Certification is valid for five years, but the AMCB also offers recertification options. In addition, Nurse Midwives must register with their state’s Board of Nursing.

If you are interested in Nurse Midwifery, you can learn more about the Certified Nurse-Midwife (CNM) and other designations through the American Midwifery Certification Board.

Other helpful organizations, societies, and agencies include:

How Long Does It Take to Become a Nurse Midwife?

The estimated time commitment to become a Certified Nurse Midwife can take anywhere from four to seven years, depending on your level of nursing education and prior experience.

For example, your BSN degree could take three to four years to complete; however, current RNs who don’t hold a bachelor’s degree can enroll in an RN-to-BSN program, which can take as little as 12 months to complete.

The time it takes to earn your master’s degree from an accredited program also depends on your starting point. If you already have your bachelor’s degree (be it a nursing or a non-nursing concentration), you can earn your Master of Science in Nursing degree in about two years.

You must also pass a national certification exam and earn your advanced practice nursing license.

Close up of a medical professional on a laptop

Certified Nurse Midwife’s Salary

How Much Does a Nurse Midwife Make?

The average salary of a Nurse Midwife is about $114,000 per year (or $54.91 per hour).

Nurse Midwives in the lowest 10th percentile can make up to $62,000, while the average pay for Nurse Midwives in the 90th percentile can reach up to $166,000 or more.

It’s important to keep in mind, however, that a Nurse Midwife’s pay is also dependent on factors such as location, employer, experience, bonuses, etc.

Highest Paying Industries for Nurse Midwives

The following is a list of the highest paying Nurse Midwife salaries based on occupational settings, ranked in order of average salary:

Industry Average Hourly Wage Average Salary
Outpatient Care Centers $70.40 $146,430
General Hospitals $57.64 $119,900
Offices of Physicians $54.77 $113,920
Colleges and Universities $51.51 $107,130
Local Government $50.32 $104,670

Highest Paying States for Nurse Midwives

Your city or state of residence can also affect your salary as a Nurse Midwife.

Below are some of the highest-paying states for Nurse Midwives:

State Average Hourly Wage Average Salary
West Virginia $78.46 $163,190
Utah $69.18 $143,890
California $65.90 $137,070
Massachusetts $62.19 $129,360
New York $60.66 $126,170

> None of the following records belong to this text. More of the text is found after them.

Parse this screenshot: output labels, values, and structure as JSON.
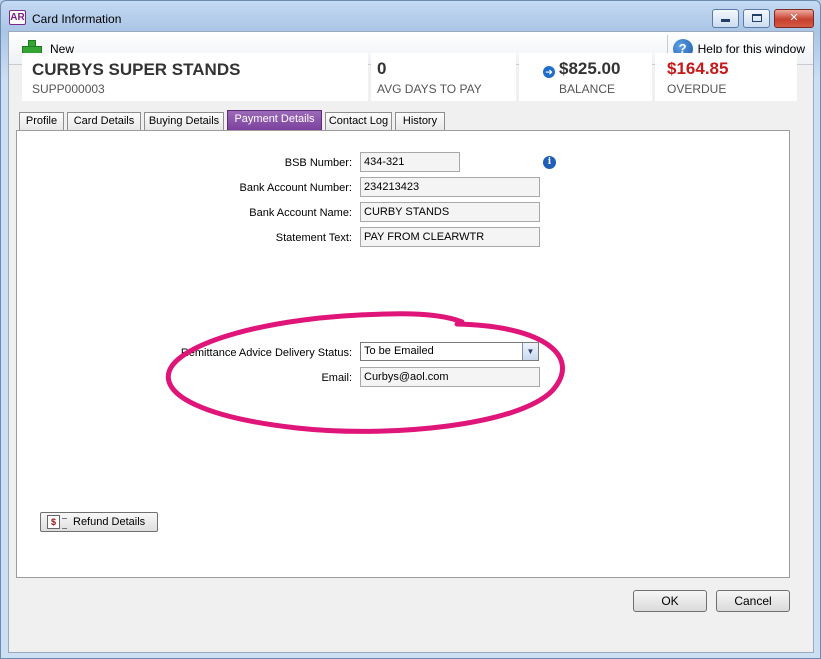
{
  "window": {
    "app_icon": "AR",
    "title": "Card Information"
  },
  "toolbar": {
    "new_label": "New",
    "help_label": "Help for this window"
  },
  "summary": {
    "company_name": "CURBYS SUPER STANDS",
    "card_id": "SUPP000003",
    "avg_days_value": "0",
    "avg_days_label": "AVG DAYS TO PAY",
    "balance_value": "$825.00",
    "balance_label": "BALANCE",
    "overdue_value": "$164.85",
    "overdue_label": "OVERDUE"
  },
  "tabs": [
    {
      "label": "Profile"
    },
    {
      "label": "Card Details"
    },
    {
      "label": "Buying Details"
    },
    {
      "label": "Payment Details",
      "active": true
    },
    {
      "label": "Contact Log"
    },
    {
      "label": "History"
    }
  ],
  "payment": {
    "bsb_label": "BSB Number:",
    "bsb_value": "434-321",
    "account_number_label": "Bank Account Number:",
    "account_number_value": "234213423",
    "account_name_label": "Bank Account Name:",
    "account_name_value": "CURBY STANDS",
    "statement_label": "Statement Text:",
    "statement_value": "PAY FROM CLEARWTR",
    "remittance_label": "Remittance Advice Delivery Status:",
    "remittance_value": "To be Emailed",
    "email_label": "Email:",
    "email_value": "Curbys@aol.com",
    "refund_label": "Refund Details"
  },
  "footer": {
    "ok_label": "OK",
    "cancel_label": "Cancel"
  },
  "colors": {
    "active_tab": "#7a3f9c",
    "overdue": "#c41a1a",
    "highlight_circle": "#e0157a"
  }
}
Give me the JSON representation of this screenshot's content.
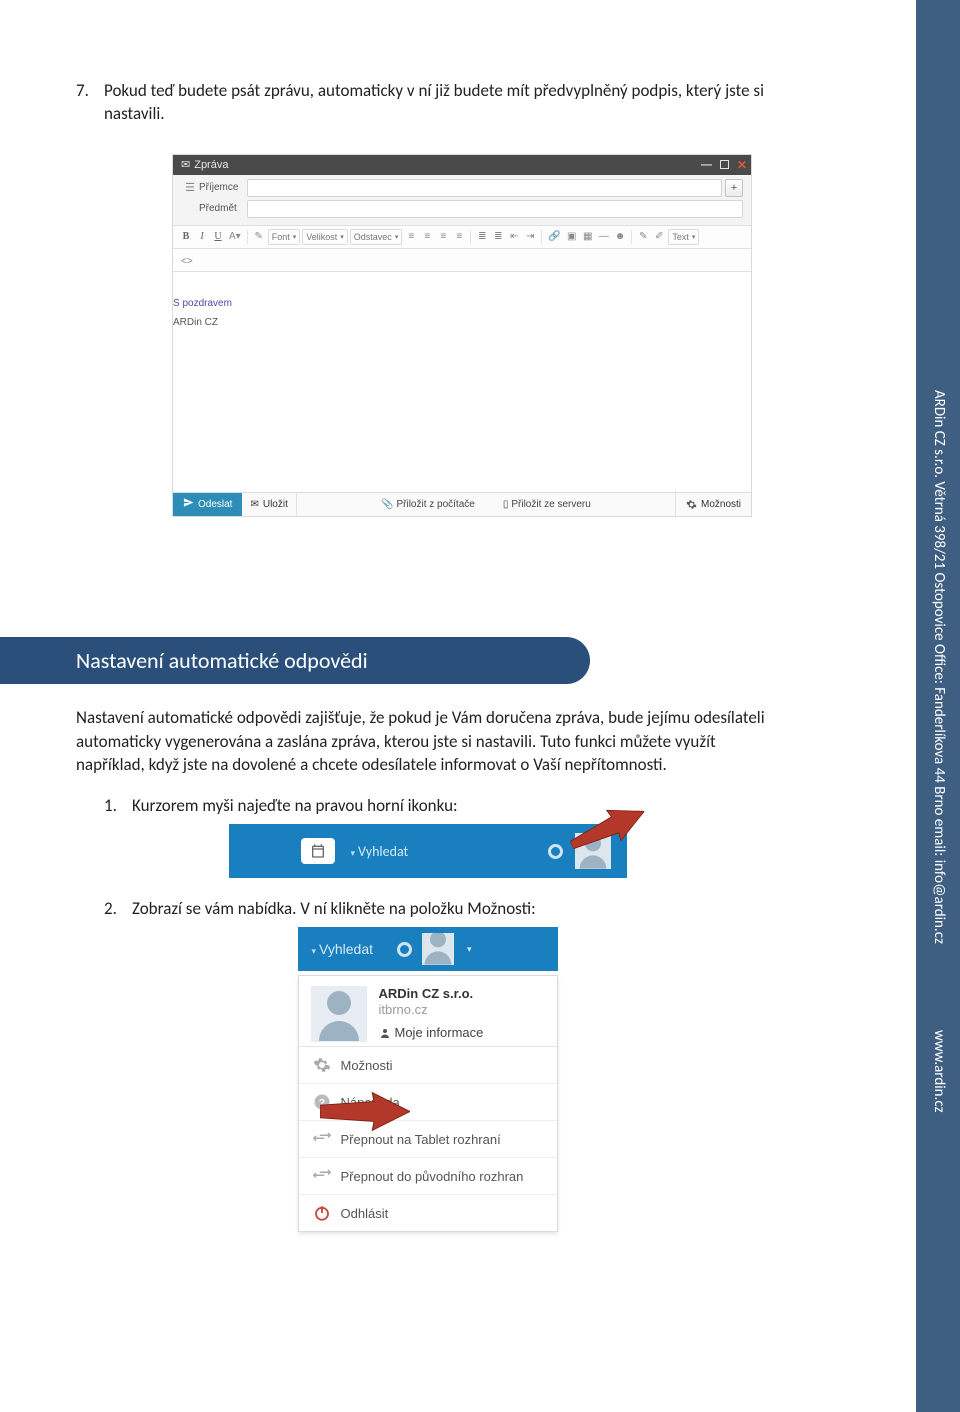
{
  "doc": {
    "item7": {
      "num": "7.",
      "text": "Pokud teď budete psát zprávu, automaticky v ní již budete mít předvyplněný podpis, který jste si nastavili."
    },
    "heading": "Nastavení automatické odpovědi",
    "para": "Nastavení automatické odpovědi zajišťuje, že pokud je Vám doručena zpráva, bude jejímu odesílateli automaticky vygenerována a zaslána zpráva, kterou jste si nastavili. Tuto funkci můžete využít například, když jste na dovolené a chcete odesílatele informovat o Vaší nepřítomnosti.",
    "step1": {
      "num": "1.",
      "text": "Kurzorem myši najeďte na pravou horní ikonku:"
    },
    "step2": {
      "num": "2.",
      "text": "Zobrazí se vám nabídka. V ní klikněte na položku Možnosti:"
    }
  },
  "sidebar": {
    "line1": "ARDin CZ s.r.o.  Větrná 398/21 Ostopovice Office: Fanderlíkova 44 Brno email: info@ardin.cz",
    "line2": "www.ardin.cz"
  },
  "compose": {
    "title": "Zpráva",
    "recipient_label": "Příjemce",
    "subject_label": "Předmět",
    "toolbar": {
      "bold": "B",
      "italic": "I",
      "underline": "U",
      "font": "Font",
      "size": "Velikost",
      "para": "Odstavec",
      "text": "Text"
    },
    "signature": {
      "l1": "S pozdravem",
      "l2": "ARDin CZ"
    },
    "footer": {
      "send": "Odeslat",
      "save": "Uložit",
      "attach_pc": "Přiložit z počítače",
      "attach_srv": "Přiložit ze serveru",
      "options": "Možnosti"
    }
  },
  "topbar": {
    "search": "Vyhledat"
  },
  "menu": {
    "search": "Vyhledat",
    "user_name": "ARDin CZ s.r.o.",
    "user_domain": "itbrno.cz",
    "my_info": "Moje informace",
    "options": "Možnosti",
    "help": "Nápověda",
    "switch_tablet": "Přepnout na Tablet rozhraní",
    "switch_orig": "Přepnout do původního rozhran",
    "logout": "Odhlásit"
  }
}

Highest Paying Cities for Nurse Midwives

Here are the highest-paying cities for Nurse Midwives:

City Average Hourly Wage Average Salary
Charleston, WV $81.47 $169,460
San Francisco, CA $78.27 $162,800
San Jose, CA $75.76 $157,570
Sacramento, CA $72.59 $150,990
Salt Lake City, UT $64.40 $133,950
Los Angeles, CA $64.26 $133,660
Milwaukee, WI $63.26 $131,580
Boston, NH $62.36 $129,720
New York City, NY $62.01 $128,970
Portland, OR $60.17 $125,160

Certified Nurse Midwife Job Outlook

Nurse Midwife Jobs in the Years Ahead

According to the U.S. Bureau of Labor Statistics (BLS), overall employment of Nurse Anesthetists, Nurse Midwives, and Nurse Practitioners is expected to increase by 40 percent by 2031.

The BLS has identified various factors for this projected increase, including an expanded emphasis on preventive care. In addition, some states are changing their laws regarding APRN practice authority. This will allow certain APRNs to perform more services and act as a source of primary healthcare.

Midwife examining a pregnant woman

Why Pursue a Career as a Nurse Midwife

As with the other specializations in our list of top nursing careers, Nurse Midwives fill a vital role in the healthcare field. They receive a generous salary and enjoy a greater deal of autonomy than other Registered Nurses. In some places, in fact, many Nurse Midwives can perform some of the same duties and responsibilities as a physician.

Nurse Midwives also approach patient care with a holistic view. They focus on the physical, mental, and psychosocial needs of their patients. In the fields of obstetrics and gynecology, for example, Nurse Midwives have proven to reduce many of the stresses and healthcare costs for their patients.

If you’re an aspiring nurse but don’t know where to begin, you can earn your BSN degree or enroll in one of several nursing programs at Unitek College.